- [Data listing]
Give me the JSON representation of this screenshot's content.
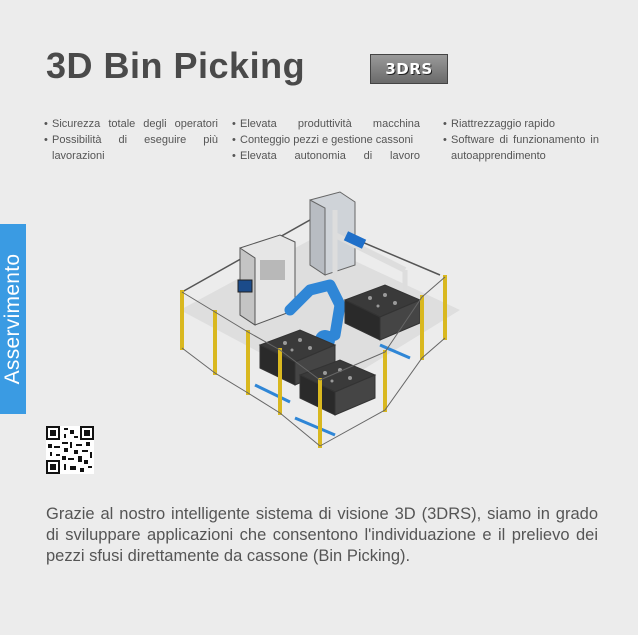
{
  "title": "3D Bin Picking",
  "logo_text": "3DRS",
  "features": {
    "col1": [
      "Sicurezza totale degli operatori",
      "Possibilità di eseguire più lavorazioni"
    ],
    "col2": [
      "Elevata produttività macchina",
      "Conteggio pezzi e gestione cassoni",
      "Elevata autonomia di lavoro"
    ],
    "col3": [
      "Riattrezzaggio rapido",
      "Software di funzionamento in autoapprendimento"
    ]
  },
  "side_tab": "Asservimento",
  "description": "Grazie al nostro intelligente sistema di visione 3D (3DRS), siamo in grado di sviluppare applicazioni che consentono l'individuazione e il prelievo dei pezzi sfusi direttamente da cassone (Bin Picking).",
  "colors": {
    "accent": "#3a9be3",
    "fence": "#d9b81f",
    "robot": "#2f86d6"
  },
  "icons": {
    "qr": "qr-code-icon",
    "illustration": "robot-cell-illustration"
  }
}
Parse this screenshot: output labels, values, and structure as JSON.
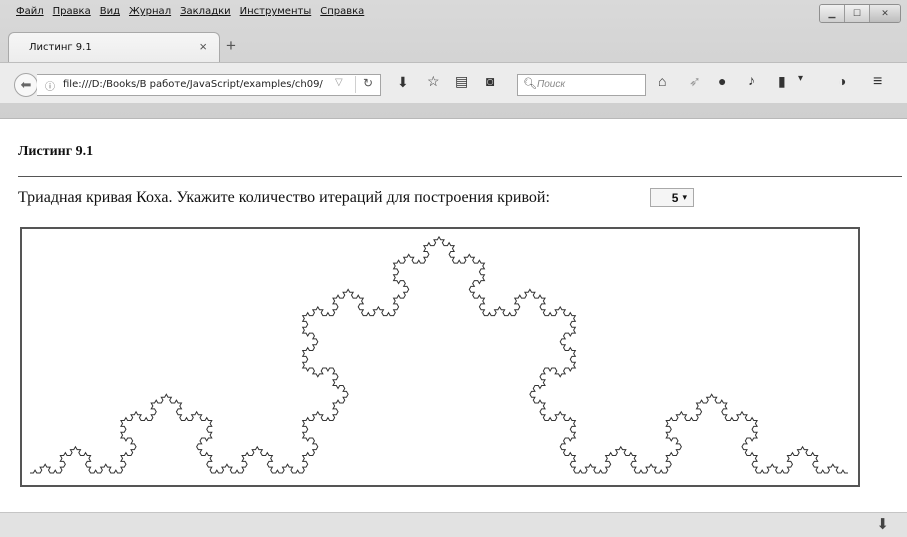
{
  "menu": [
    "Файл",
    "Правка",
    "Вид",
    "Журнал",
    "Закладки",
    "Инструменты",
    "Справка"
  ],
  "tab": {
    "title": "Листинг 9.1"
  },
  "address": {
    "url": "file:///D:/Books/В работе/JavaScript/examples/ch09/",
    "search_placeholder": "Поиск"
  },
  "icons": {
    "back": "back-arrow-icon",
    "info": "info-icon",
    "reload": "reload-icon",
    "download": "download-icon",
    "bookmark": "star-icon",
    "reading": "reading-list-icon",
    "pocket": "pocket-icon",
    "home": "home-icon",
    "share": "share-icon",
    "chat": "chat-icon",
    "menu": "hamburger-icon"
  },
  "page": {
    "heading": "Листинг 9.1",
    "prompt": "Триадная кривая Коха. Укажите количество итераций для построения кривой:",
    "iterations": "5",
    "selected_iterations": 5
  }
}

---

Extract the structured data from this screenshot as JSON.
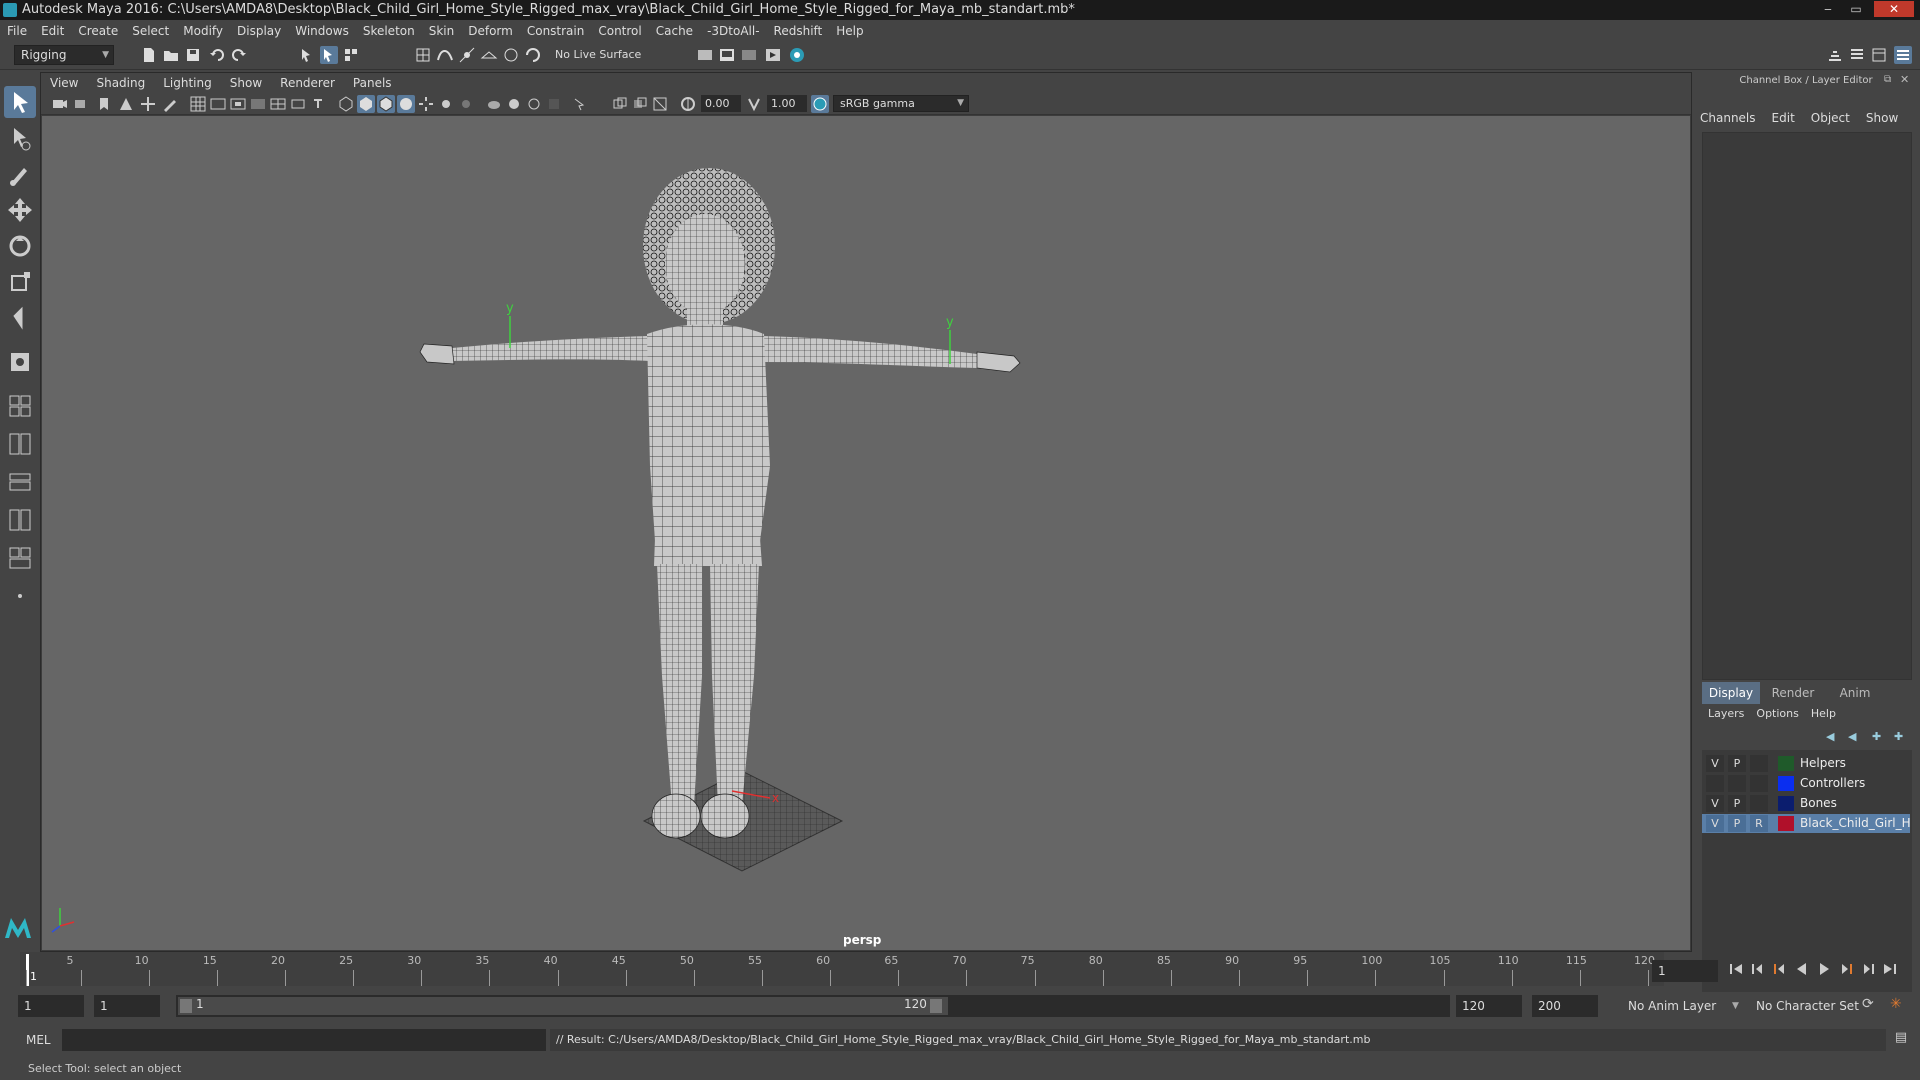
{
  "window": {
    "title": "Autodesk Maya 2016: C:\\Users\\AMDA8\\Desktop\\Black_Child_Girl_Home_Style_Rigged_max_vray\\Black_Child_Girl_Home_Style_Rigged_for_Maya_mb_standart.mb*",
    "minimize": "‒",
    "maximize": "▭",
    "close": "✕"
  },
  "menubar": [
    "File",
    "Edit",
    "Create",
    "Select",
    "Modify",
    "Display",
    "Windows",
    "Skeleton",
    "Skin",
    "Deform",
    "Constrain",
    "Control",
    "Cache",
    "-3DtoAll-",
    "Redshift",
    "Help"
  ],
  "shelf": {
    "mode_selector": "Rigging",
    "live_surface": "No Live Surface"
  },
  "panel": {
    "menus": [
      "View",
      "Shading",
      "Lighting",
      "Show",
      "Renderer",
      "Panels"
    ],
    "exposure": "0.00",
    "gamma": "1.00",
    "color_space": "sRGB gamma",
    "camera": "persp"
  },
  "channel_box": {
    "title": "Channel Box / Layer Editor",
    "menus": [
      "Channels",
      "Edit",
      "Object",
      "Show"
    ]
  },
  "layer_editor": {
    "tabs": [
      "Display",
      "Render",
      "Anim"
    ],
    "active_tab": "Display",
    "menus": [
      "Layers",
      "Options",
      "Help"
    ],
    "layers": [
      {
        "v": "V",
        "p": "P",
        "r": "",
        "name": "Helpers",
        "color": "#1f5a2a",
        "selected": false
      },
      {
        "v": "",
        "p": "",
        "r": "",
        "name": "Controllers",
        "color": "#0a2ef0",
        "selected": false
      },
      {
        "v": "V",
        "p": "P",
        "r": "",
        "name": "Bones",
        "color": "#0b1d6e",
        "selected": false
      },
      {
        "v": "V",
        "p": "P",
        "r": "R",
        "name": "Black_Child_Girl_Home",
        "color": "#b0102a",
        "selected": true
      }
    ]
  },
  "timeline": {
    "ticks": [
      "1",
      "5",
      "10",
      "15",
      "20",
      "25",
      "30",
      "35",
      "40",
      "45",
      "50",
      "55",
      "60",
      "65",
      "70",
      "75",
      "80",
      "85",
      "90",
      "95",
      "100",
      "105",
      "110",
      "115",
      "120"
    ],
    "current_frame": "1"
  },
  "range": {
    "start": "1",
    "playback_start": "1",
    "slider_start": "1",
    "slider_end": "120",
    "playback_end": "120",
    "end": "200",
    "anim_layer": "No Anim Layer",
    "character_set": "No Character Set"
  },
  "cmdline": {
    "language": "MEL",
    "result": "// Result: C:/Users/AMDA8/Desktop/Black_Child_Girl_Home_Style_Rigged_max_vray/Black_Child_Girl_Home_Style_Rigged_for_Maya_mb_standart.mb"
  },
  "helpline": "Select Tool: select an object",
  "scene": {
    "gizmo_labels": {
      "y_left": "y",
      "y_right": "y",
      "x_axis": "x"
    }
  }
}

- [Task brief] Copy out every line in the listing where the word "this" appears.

- [The completed task]
Give me the JSON representation of this screenshot's content.
Parse this screenshot: output labels, values, and structure as JSON.
Extract the structured data from this screenshot as JSON.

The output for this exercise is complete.